**What is required:** What lines in the records include the string "JSON"? Return each one.

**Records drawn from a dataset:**
————————

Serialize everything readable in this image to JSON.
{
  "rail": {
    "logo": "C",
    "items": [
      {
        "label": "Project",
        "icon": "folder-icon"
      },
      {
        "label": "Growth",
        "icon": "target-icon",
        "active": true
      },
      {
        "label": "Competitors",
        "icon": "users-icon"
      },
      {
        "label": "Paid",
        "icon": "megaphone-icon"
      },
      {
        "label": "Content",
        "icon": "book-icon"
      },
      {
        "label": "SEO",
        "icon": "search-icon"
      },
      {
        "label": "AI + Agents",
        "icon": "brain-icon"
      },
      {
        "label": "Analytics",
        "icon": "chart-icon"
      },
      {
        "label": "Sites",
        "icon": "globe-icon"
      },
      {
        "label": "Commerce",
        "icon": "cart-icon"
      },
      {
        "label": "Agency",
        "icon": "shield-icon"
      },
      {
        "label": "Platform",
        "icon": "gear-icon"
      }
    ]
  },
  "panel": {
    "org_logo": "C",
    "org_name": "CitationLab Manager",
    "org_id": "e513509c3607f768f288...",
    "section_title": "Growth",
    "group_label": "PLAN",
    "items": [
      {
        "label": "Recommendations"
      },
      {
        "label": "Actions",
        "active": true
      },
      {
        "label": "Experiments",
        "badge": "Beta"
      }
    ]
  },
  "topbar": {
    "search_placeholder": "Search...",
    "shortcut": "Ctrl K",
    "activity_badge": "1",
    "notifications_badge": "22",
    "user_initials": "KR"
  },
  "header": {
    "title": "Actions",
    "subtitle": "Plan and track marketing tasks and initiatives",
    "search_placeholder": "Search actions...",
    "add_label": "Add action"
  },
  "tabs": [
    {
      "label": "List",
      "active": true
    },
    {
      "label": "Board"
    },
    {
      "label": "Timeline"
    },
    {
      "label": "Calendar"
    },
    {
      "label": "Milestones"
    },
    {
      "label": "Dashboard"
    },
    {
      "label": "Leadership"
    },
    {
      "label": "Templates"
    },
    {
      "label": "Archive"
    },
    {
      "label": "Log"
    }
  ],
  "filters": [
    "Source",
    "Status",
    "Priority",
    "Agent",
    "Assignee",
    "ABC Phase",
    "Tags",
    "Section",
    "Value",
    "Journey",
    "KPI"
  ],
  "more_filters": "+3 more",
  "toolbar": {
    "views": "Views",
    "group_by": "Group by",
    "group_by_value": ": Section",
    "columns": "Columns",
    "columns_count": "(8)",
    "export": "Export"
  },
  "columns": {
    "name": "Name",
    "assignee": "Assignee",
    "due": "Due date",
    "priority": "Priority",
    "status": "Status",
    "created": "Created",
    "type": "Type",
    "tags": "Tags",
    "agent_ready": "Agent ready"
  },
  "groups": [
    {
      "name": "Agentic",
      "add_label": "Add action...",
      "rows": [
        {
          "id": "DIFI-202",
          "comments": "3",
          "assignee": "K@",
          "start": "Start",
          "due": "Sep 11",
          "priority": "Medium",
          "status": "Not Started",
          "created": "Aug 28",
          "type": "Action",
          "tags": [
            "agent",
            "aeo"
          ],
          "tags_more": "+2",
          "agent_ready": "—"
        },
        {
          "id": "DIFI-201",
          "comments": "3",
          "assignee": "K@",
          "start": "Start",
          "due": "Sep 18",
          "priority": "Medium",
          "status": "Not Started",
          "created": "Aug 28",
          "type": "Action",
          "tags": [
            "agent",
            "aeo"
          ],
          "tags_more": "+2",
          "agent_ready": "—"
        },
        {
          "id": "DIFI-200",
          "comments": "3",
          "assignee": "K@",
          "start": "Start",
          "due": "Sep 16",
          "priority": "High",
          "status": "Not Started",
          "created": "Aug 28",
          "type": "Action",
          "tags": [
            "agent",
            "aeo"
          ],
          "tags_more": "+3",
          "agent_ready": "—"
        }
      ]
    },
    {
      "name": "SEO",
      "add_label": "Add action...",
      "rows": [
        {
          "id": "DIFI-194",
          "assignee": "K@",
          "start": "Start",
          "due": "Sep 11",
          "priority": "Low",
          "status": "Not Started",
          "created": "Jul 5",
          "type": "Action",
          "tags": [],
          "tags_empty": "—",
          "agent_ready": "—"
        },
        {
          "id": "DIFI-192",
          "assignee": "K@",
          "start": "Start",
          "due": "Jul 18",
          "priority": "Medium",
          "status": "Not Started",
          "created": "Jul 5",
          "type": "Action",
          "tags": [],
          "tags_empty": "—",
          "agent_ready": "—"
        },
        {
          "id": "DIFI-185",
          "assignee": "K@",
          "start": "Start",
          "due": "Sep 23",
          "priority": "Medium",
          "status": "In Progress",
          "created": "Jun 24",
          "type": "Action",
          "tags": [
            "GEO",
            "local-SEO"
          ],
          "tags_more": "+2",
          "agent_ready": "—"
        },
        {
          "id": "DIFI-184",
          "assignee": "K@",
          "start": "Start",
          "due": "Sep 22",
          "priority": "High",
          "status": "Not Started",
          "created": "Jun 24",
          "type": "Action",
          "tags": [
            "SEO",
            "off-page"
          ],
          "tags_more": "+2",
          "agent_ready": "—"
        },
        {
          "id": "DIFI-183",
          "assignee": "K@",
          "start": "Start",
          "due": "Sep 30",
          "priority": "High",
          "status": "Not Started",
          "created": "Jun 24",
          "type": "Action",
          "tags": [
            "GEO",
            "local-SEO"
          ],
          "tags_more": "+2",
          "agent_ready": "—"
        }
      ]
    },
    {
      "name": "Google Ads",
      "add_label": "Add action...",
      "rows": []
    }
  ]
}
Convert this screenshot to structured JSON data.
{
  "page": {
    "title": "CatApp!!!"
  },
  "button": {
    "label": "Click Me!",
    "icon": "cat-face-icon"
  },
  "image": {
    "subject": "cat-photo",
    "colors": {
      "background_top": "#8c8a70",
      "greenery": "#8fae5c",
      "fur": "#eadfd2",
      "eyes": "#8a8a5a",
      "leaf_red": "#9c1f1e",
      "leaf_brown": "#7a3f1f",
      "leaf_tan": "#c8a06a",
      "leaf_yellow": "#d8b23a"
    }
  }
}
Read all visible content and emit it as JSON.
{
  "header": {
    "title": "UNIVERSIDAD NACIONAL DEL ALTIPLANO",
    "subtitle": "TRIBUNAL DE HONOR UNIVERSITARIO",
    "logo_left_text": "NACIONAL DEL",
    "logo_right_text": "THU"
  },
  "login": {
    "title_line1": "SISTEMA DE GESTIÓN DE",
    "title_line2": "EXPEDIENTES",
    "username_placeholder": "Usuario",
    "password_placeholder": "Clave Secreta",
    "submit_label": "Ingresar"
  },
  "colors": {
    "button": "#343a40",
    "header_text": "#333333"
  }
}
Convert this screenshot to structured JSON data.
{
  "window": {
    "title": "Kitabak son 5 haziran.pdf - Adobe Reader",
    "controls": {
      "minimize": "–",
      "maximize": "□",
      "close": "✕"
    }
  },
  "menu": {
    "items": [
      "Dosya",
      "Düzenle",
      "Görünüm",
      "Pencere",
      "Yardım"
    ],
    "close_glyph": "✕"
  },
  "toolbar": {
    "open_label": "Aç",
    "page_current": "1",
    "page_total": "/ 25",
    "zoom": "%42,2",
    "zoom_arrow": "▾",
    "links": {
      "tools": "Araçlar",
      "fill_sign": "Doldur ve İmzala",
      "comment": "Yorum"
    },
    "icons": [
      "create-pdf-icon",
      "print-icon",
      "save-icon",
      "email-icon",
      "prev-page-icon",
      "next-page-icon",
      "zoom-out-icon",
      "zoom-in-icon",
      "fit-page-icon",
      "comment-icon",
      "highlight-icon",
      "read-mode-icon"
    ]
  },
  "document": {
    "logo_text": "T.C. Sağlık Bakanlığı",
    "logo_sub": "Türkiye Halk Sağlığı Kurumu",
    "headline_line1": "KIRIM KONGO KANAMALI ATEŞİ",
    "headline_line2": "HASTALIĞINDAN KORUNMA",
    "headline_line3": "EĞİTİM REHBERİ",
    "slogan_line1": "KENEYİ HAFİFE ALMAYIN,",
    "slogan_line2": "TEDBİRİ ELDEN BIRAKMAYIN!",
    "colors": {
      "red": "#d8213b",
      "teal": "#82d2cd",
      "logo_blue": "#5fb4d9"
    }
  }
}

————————

**Task output:**
Serialize everything readable in this image to JSON.
Convert this screenshot to structured JSON data.
Read all visible content and emit it as JSON.
Convert this screenshot to structured JSON data.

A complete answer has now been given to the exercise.